A North Sea oil pipeline which was shut down because of a leak at an offshore platform has been declared safe to resume transporting supplies.
Taqa, operators of the Cormorant Alpha platform where the oil leak was discovered on Monday, had closed the Brent pipeline as a precaution.
The firm said the process of restoring the flow of 80,000 barrels of oil per day was under way.
Work is also taking place to stop the leak inside one of the platform's legs.
Taqa removed non-essential workers from the Cormorant Alpha, about 94 miles from Lerwick in Shetland, as a precaution and said the leak had been contained.
Shutting down the platform affected the whole Brent pipeline system as the platform is a crucial pumping station.
It is understood the Brent pipeline system could no longer operate and eight other platforms servicing up to 27 oil fields were shut down.
These were the Dunlin, Thistle, Northern Producer, Murchison, North Alwyn, Tern, Eider and North Cormorant platforms.
Oil and Gas UK - the offshore industry body - said oil transported through the Brent pipeline system represented 10% of the UK's North Sea oil production.
A Taqa spokesperson said: "Investigations have found there is no connection between the Brent pipeline system and the pipeline involved in the release.

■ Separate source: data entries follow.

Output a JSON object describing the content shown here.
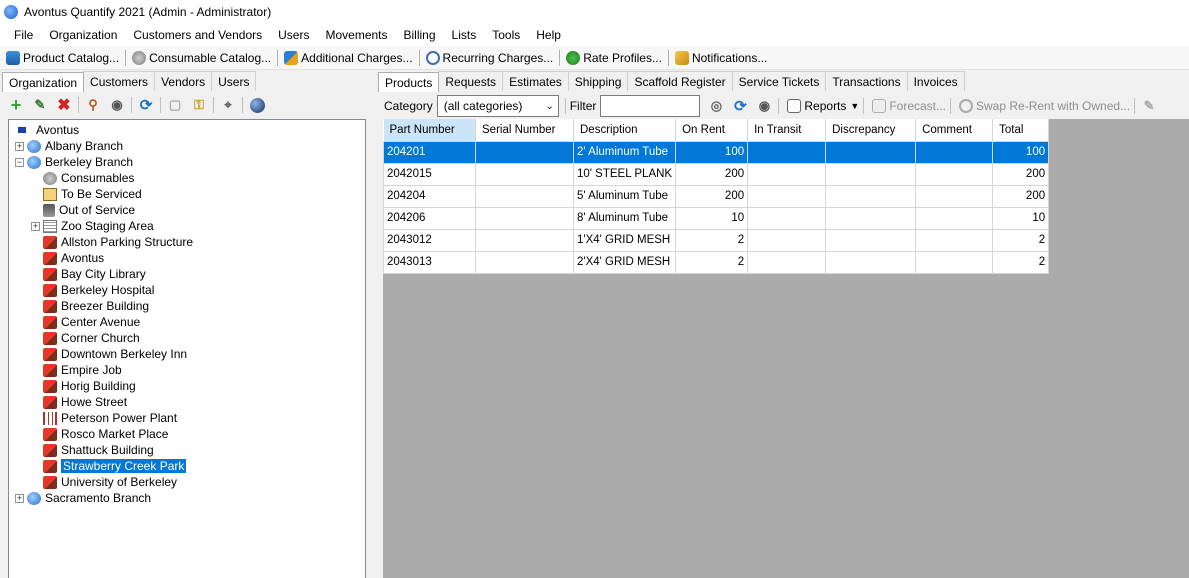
{
  "window": {
    "title": "Avontus Quantify 2021 (Admin - Administrator)"
  },
  "menu": [
    "File",
    "Organization",
    "Customers and Vendors",
    "Users",
    "Movements",
    "Billing",
    "Lists",
    "Tools",
    "Help"
  ],
  "commands": [
    {
      "label": "Product Catalog...",
      "icon": "product-catalog-icon"
    },
    {
      "label": "Consumable Catalog...",
      "icon": "consumable-catalog-icon"
    },
    {
      "label": "Additional Charges...",
      "icon": "additional-charges-icon"
    },
    {
      "label": "Recurring Charges...",
      "icon": "recurring-charges-icon"
    },
    {
      "label": "Rate Profiles...",
      "icon": "rate-profiles-icon"
    },
    {
      "label": "Notifications...",
      "icon": "notifications-icon"
    }
  ],
  "left_tabs": [
    "Organization",
    "Customers",
    "Vendors",
    "Users"
  ],
  "tree": {
    "root": "Avontus",
    "albany": "Albany Branch",
    "berkeley": "Berkeley Branch",
    "children": [
      "Consumables",
      "To Be Serviced",
      "Out of Service",
      "Zoo Staging Area",
      "Allston Parking Structure",
      "Avontus",
      "Bay City Library",
      "Berkeley Hospital",
      "Breezer Building",
      "Center Avenue",
      "Corner Church",
      "Downtown Berkeley Inn",
      "Empire Job",
      "Horig Building",
      "Howe Street",
      "Peterson Power Plant",
      "Rosco Market Place",
      "Shattuck Building",
      "Strawberry Creek Park",
      "University of Berkeley"
    ],
    "sacramento": "Sacramento Branch"
  },
  "right_tabs": [
    "Products",
    "Requests",
    "Estimates",
    "Shipping",
    "Scaffold Register",
    "Service Tickets",
    "Transactions",
    "Invoices"
  ],
  "toolbar": {
    "category_label": "Category",
    "category_value": "(all categories)",
    "filter_label": "Filter",
    "filter_value": "",
    "reports_label": "Reports",
    "forecast_label": "Forecast...",
    "swap_label": "Swap Re-Rent with Owned..."
  },
  "table": {
    "columns": [
      "Part Number",
      "Serial Number",
      "Description",
      "On Rent",
      "In Transit",
      "Discrepancy",
      "Comment",
      "Total"
    ],
    "rows": [
      [
        "204201",
        "",
        "2' Aluminum Tube",
        "100",
        "",
        "",
        "",
        "100"
      ],
      [
        "2042015",
        "",
        "10' STEEL PLANK",
        "200",
        "",
        "",
        "",
        "200"
      ],
      [
        "204204",
        "",
        "5' Aluminum Tube",
        "200",
        "",
        "",
        "",
        "200"
      ],
      [
        "204206",
        "",
        "8' Aluminum Tube",
        "10",
        "",
        "",
        "",
        "10"
      ],
      [
        "2043012",
        "",
        "1'X4' GRID MESH",
        "2",
        "",
        "",
        "",
        "2"
      ],
      [
        "2043013",
        "",
        "2'X4' GRID MESH",
        "2",
        "",
        "",
        "",
        "2"
      ]
    ]
  },
  "colors": {
    "selection": "#0078d7",
    "grid_background": "#ababab",
    "header_highlight": "#cce4f7"
  }
}
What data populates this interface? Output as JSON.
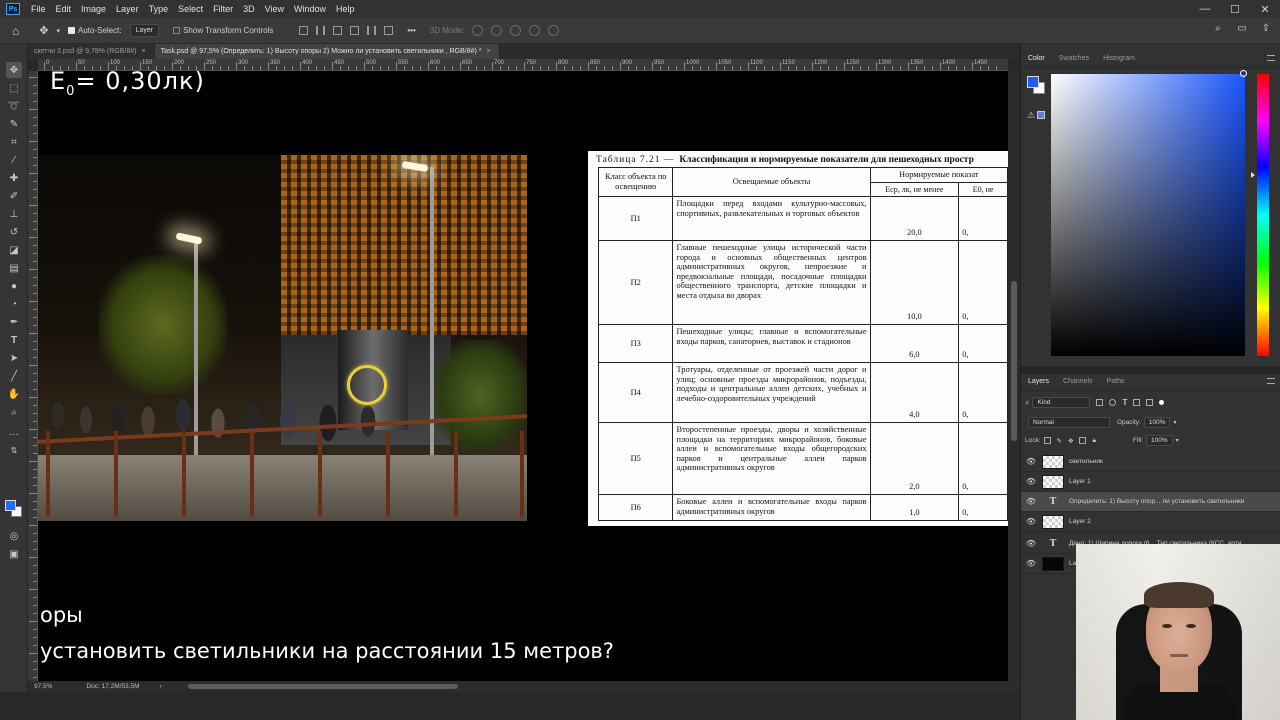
{
  "app": {
    "logo": "Ps",
    "menu": [
      "File",
      "Edit",
      "Image",
      "Layer",
      "Type",
      "Select",
      "Filter",
      "3D",
      "View",
      "Window",
      "Help"
    ],
    "window_controls": [
      "—",
      "☐",
      "✕"
    ]
  },
  "options_bar": {
    "auto_select_label": "Auto-Select:",
    "auto_select_target": "Layer",
    "show_transform_label": "Show Transform Controls",
    "mode_3d_label": "3D Mode:",
    "more_label": "•••"
  },
  "doc_tabs": [
    {
      "label": "скетчи 3.psd @ 9,78% (RGB/8#)",
      "close": "×",
      "active": false
    },
    {
      "label": "Task.psd @ 97,5% (Определить: 1) Высоту опоры 2) Можно ли установить светильники , RGB/8#) *",
      "close": "×",
      "active": true
    }
  ],
  "ruler_top": [
    "0",
    "50",
    "100",
    "150",
    "200",
    "250",
    "300",
    "350",
    "400",
    "450",
    "500",
    "550",
    "600",
    "650",
    "700",
    "750",
    "800",
    "850",
    "900",
    "950",
    "1000",
    "1050",
    "1100",
    "1150",
    "1200",
    "1250",
    "1300",
    "1350",
    "1400",
    "1450"
  ],
  "canvas": {
    "e0_label": "E",
    "e0_sub": "0",
    "e0_value": "= 0,30лк)",
    "caption_line1": "оры",
    "caption_line2": "установить светильники на расстоянии 15 метров?"
  },
  "scan_table": {
    "title_num": "Таблица 7.21 —",
    "title_text": "Классификация и нормируемые показатели для пешеходных простр",
    "header_class": "Класс объекта по освещению",
    "header_objects": "Освещаемые объекты",
    "header_norm": "Нормируемые показат",
    "header_eav": "Eср, лк, не менее",
    "header_emin": "E0, не",
    "rows": [
      {
        "cls": "П1",
        "objects": "Площадки перед входами культурно-массовых, спортивных, развлекательных и торговых объектов",
        "eav": "20,0",
        "emin": "0,"
      },
      {
        "cls": "П2",
        "objects": "Главные пешеходные улицы исторической части города и основных общественных центров административных округов, непроезжие и предвокзальные площади, посадочные площадки общественного транспорта, детские площадки и места отдыха во дворах",
        "eav": "10,0",
        "emin": "0,"
      },
      {
        "cls": "П3",
        "objects": "Пешеходные улицы; главные и вспомогательные входы парков, санаториев, выставок и стадионов",
        "eav": "6,0",
        "emin": "0,"
      },
      {
        "cls": "П4",
        "objects": "Тротуары, отделенные от проезжей части дорог и улиц; основные проезды микрорайонов, подъезды, подходы и центральные аллеи детских, учебных и лечебно-оздоровительных учреждений",
        "eav": "4,0",
        "emin": "0,"
      },
      {
        "cls": "П5",
        "objects": "Второстепенные проезды, дворы и хозяйственные площадки на территориях микрорайонов, боковые аллеи и вспомогательные входы общегородских парков и центральные аллеи парков административных округов",
        "eav": "2,0",
        "emin": "0,"
      },
      {
        "cls": "П6",
        "objects": "Боковые аллеи и вспомогательные входы парков административных округов",
        "eav": "1,0",
        "emin": "0,"
      }
    ]
  },
  "status_bar": {
    "zoom": "97,5%",
    "doc_size": "Doc: 17,2M/53,5M",
    "arrow": "›"
  },
  "color_panel": {
    "tabs": [
      "Color",
      "Swatches",
      "Histogram"
    ],
    "fg_color": "#1d5bff",
    "bg_color": "#ffffff"
  },
  "layers_panel": {
    "tabs": [
      "Layers",
      "Channels",
      "Paths"
    ],
    "filter_kind": "Kind",
    "blend_mode": "Normal",
    "opacity_label": "Opacity:",
    "opacity_value": "100%",
    "lock_label": "Lock:",
    "fill_label": "Fill:",
    "fill_value": "100%",
    "layers": [
      {
        "name": "светильник",
        "thumb": "transparent",
        "selected": false
      },
      {
        "name": "Layer 1",
        "thumb": "transparent",
        "selected": false
      },
      {
        "name": "Определить: 1) Высоту опор... ли установить светильники",
        "thumb": "text",
        "selected": true
      },
      {
        "name": "Layer 2",
        "thumb": "transparent",
        "selected": false
      },
      {
        "name": "Дано: 1) Ширина дороги (6 ...Тип светильника (КСС, арти",
        "thumb": "text",
        "selected": false
      },
      {
        "name": "Layer 0",
        "thumb": "black",
        "selected": false
      }
    ]
  }
}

"The process of restarting Brent throughput follows a thorough technical evaluation that shows it is safe to do so without any increased risk to Cormorant Alpha.
"The hydrocarbons released are contained within the platform leg and none have been released into the environment."

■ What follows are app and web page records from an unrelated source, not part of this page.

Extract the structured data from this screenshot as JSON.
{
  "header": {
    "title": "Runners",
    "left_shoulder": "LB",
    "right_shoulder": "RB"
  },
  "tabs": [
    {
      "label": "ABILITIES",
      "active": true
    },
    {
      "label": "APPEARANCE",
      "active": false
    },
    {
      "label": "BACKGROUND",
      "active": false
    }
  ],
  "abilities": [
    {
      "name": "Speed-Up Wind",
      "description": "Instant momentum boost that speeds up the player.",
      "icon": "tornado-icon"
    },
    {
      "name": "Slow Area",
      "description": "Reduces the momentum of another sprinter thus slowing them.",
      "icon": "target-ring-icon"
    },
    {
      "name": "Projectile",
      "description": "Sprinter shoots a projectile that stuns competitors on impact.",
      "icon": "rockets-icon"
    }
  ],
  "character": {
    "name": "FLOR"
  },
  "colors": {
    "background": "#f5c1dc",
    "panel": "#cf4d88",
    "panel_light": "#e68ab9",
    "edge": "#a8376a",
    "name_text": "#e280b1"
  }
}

Enterprise Minister Fergus Ewing said: "The Scottish government, including Marine Scotland, are monitoring this situation closely."